Problem to work on -> Your answer must be the full listing, reproduced exactly, minus any pictures.

Data supplied ->
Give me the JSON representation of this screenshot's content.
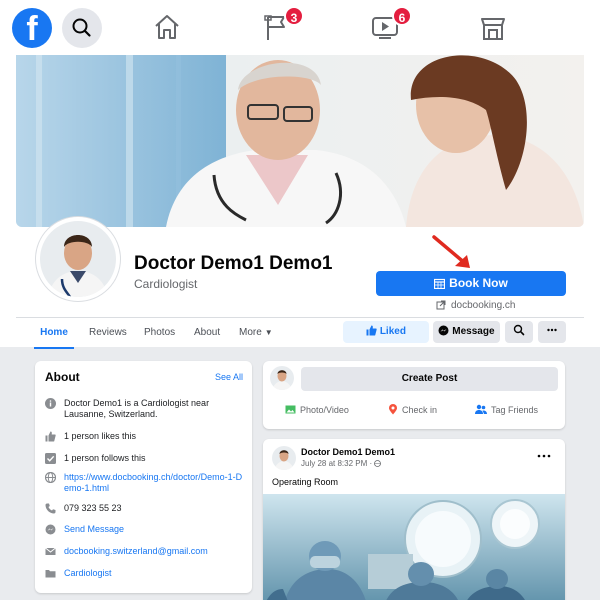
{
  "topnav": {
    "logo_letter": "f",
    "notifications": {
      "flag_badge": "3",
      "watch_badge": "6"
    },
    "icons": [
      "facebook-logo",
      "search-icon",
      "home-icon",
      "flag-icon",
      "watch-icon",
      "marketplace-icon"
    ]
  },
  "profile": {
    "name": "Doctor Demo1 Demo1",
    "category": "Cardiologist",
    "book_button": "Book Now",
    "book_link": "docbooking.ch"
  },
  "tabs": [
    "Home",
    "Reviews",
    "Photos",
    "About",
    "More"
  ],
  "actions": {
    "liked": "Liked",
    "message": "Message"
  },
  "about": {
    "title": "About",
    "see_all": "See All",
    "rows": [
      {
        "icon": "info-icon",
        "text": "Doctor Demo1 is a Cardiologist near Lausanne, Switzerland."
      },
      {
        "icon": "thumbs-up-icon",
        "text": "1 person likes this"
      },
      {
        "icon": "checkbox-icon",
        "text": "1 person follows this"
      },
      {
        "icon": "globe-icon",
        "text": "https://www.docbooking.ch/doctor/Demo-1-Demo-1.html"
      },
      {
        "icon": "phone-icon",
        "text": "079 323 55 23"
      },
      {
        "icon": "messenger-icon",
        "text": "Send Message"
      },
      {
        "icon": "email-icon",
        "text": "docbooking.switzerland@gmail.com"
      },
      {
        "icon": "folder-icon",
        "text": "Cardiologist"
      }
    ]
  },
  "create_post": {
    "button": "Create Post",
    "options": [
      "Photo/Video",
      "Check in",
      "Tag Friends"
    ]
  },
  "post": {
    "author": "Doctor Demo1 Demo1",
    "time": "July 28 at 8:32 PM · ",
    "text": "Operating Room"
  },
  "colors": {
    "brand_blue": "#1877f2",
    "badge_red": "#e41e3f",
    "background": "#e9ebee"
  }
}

Reply ->
Give me the JSON representation of this screenshot's content.
{
  "topnav": {
    "logo_letter": "f",
    "notifications": {
      "flag_badge": "3",
      "watch_badge": "6"
    },
    "icons": [
      "facebook-logo",
      "search-icon",
      "home-icon",
      "flag-icon",
      "watch-icon",
      "marketplace-icon"
    ]
  },
  "profile": {
    "name": "Doctor Demo1 Demo1",
    "category": "Cardiologist",
    "book_button": "Book Now",
    "book_link": "docbooking.ch"
  },
  "tabs": [
    "Home",
    "Reviews",
    "Photos",
    "About",
    "More"
  ],
  "actions": {
    "liked": "Liked",
    "message": "Message"
  },
  "about": {
    "title": "About",
    "see_all": "See All",
    "rows": [
      {
        "icon": "info-icon",
        "text": "Doctor Demo1 is a Cardiologist near Lausanne, Switzerland."
      },
      {
        "icon": "thumbs-up-icon",
        "text": "1 person likes this"
      },
      {
        "icon": "checkbox-icon",
        "text": "1 person follows this"
      },
      {
        "icon": "globe-icon",
        "text": "https://www.docbooking.ch/doctor/Demo-1-Demo-1.html"
      },
      {
        "icon": "phone-icon",
        "text": "079 323 55 23"
      },
      {
        "icon": "messenger-icon",
        "text": "Send Message"
      },
      {
        "icon": "email-icon",
        "text": "docbooking.switzerland@gmail.com"
      },
      {
        "icon": "folder-icon",
        "text": "Cardiologist"
      }
    ]
  },
  "create_post": {
    "button": "Create Post",
    "options": [
      "Photo/Video",
      "Check in",
      "Tag Friends"
    ]
  },
  "post": {
    "author": "Doctor Demo1 Demo1",
    "time": "July 28 at 8:32 PM · ",
    "text": "Operating Room"
  },
  "colors": {
    "brand_blue": "#1877f2",
    "badge_red": "#e41e3f",
    "background": "#e9ebee"
  }
}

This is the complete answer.